There’s also a great section on the steps to take to support mission-critical apps. And what do you know, VPNs get a shout out (as the article calls out the need to assess the viability of VPNs, and looking at other solutions):

From the outset, assess VPN infrastructure viability, and consider adopting new tools to initiate or expand remote workplace access. For example, cloud-based enterprise application access defines which authorized remote users or devices can access an internal application, as well as limit network exposure.

There are some great analyst stats peppered throughout this piece that really drive home the straetgic importance of secure application delivery to your remote and/or hybrid workforce. 

4) How top companies are embracing a ‘virtual first’ approach to workplace culture during the pandemic (Fortune

Changing gears a bit, we came across this great article about how more companies are adopting a “virtual first” approach to workplace culture. And while all of the technology aspects of supporting remote work are important, the question about building and maintaining a strong company culture when many are remote is a very important one. The article share insight’s from Fortune’s “Reimagine Work Summit” and specifically a panel discussion titled “Building the Future of Culture and Communication.”

Dropbox’s efforts have been about “recogniz[ing] the importance of bringing people together for key interpersonal moments,” Simpson said. “We’ve created a set of really flexible practices that we’ve written up and shared in our ‘Virtual First’ toolkit—frameworks and guardrails for how to communicate with your teammates. I think it really helps create an inclusive environment.”

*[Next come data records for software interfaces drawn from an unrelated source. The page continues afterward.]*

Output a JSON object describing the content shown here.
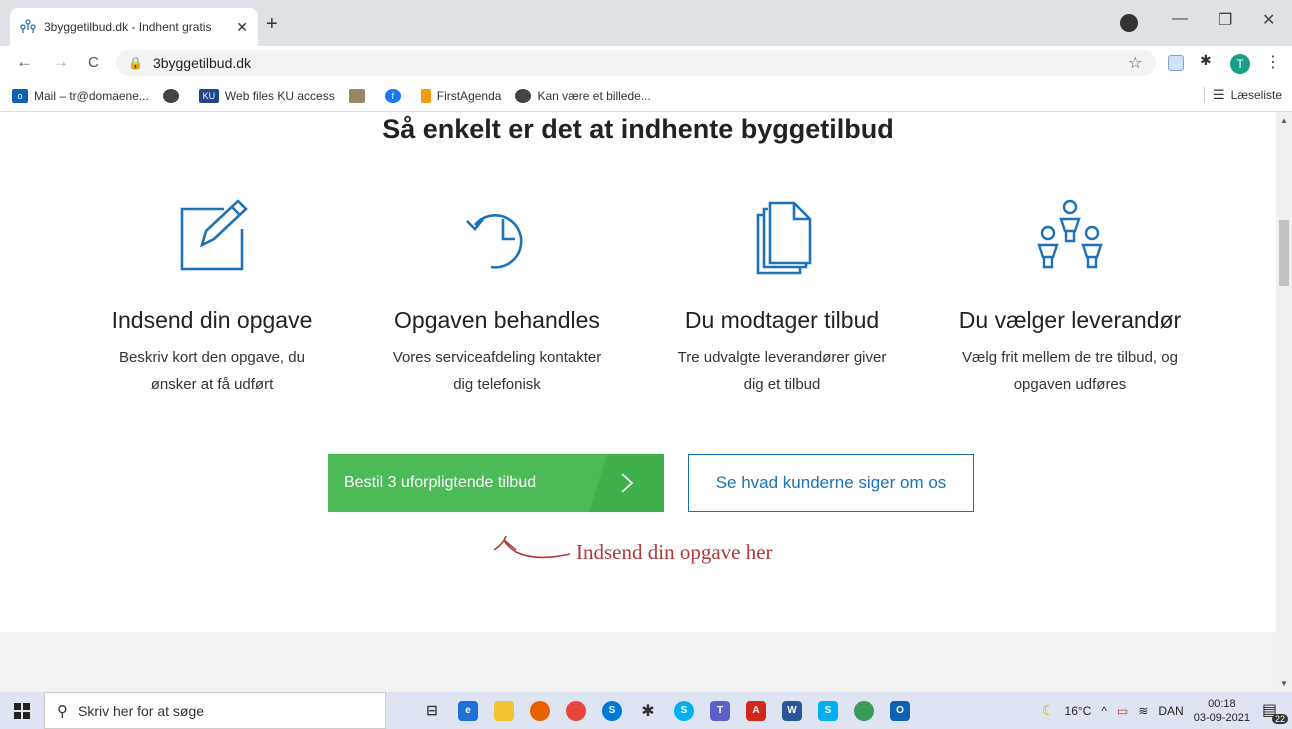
{
  "browser": {
    "tab": {
      "title": "3byggetilbud.dk - Indhent gratis",
      "close": "✕"
    },
    "new_tab": "+",
    "window": {
      "minimize": "—",
      "maximize": "❐",
      "close": "✕"
    },
    "nav": {
      "back": "←",
      "forward": "→",
      "reload": "C"
    },
    "url": "3byggetilbud.dk",
    "avatar_letter": "T",
    "bookmarks": [
      {
        "label": "Mail – tr@domaene...",
        "icon": "outlook-icon"
      },
      {
        "label": "",
        "icon": "globe-icon"
      },
      {
        "label": "Web files KU access",
        "icon": "ku-icon"
      },
      {
        "label": "",
        "icon": "library-icon"
      },
      {
        "label": "",
        "icon": "facebook-icon"
      },
      {
        "label": "FirstAgenda",
        "icon": "firstagenda-icon"
      },
      {
        "label": "Kan være et billede...",
        "icon": "globe-icon"
      }
    ],
    "reading_list": "Læseliste"
  },
  "page": {
    "headline": "Så enkelt er det at indhente byggetilbud",
    "steps": [
      {
        "title": "Indsend din opgave",
        "desc_line1": "Beskriv kort den opgave, du",
        "desc_line2": "ønsker at få udført",
        "icon": "edit-icon"
      },
      {
        "title": "Opgaven behandles",
        "desc_line1": "Vores serviceafdeling kontakter",
        "desc_line2": "dig telefonisk",
        "icon": "history-icon"
      },
      {
        "title": "Du modtager tilbud",
        "desc_line1": "Tre udvalgte leverandører giver",
        "desc_line2": "dig et tilbud",
        "icon": "documents-icon"
      },
      {
        "title": "Du vælger leverandør",
        "desc_line1": "Vælg frit mellem de tre tilbud, og",
        "desc_line2": "opgaven udføres",
        "icon": "people-icon"
      }
    ],
    "cta_primary": "Bestil 3 uforpligtende tilbud",
    "cta_arrow": ">",
    "cta_secondary": "Se hvad kunderne siger om os",
    "annotation": "Indsend din opgave her"
  },
  "taskbar": {
    "search_placeholder": "Skriv her for at søge",
    "weather": "16°C",
    "language": "DAN",
    "time": "00:18",
    "date": "03-09-2021",
    "notifications": "22"
  },
  "colors": {
    "brand_blue": "#1e72b8",
    "cta_green": "#4cbb57",
    "annotation_red": "#b03a3a"
  }
}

Check out the full article for some really interesting insight from leaders of four large companies who are all approaching remote work culture in different ways – but who all agree that “virtual first” is the future.

5) What does the future look like for mobile technologies in a stay-at-home world? (ZDNet)

Okay, this one really got me thinking.  The always-prescient Tom Foremski introduces a really good question about the impact of remote work on our need for/depence on our fancy mobile devices:

The entire world is vastly less mobile than it was pre-COVID-19 and this will continue to be true into the future. So why do we need super-expensive mobile technologies? We don’t need them as much as we did.

I’ll admit, I clutched my device a little tighter while reading this article and initially thought “but, of course we still need our devices!” – until I realized I was reading the article on my phone while seated at my desk, with two larger monitors right there in front of me. It certainly got me thinking. 

And what future for mobile phones? Working from home makes having a cell phone awkward. I still have to carry it about, or I have to keep running over to it to make sure I haven’t missed anything, and I keep putting it down somewhere that’s not easy to find. I certainly don’t need the latest digital phone if I’m not going to be out and about for 10 hours a day.

A mobile phone is not that useful when you aren’t that mobile.

Tom goes deeper to discuss how a reduced dependence on mobile devices could help with the current international tensions around the production of chips. Lots of good stuff in this article – I highly recommend checking it out as an interesting thought exercise in how the shift to remote work is changing many areas of our lives. 

Thanks again for reading, and join us back here next Friday for the next weekly roundup.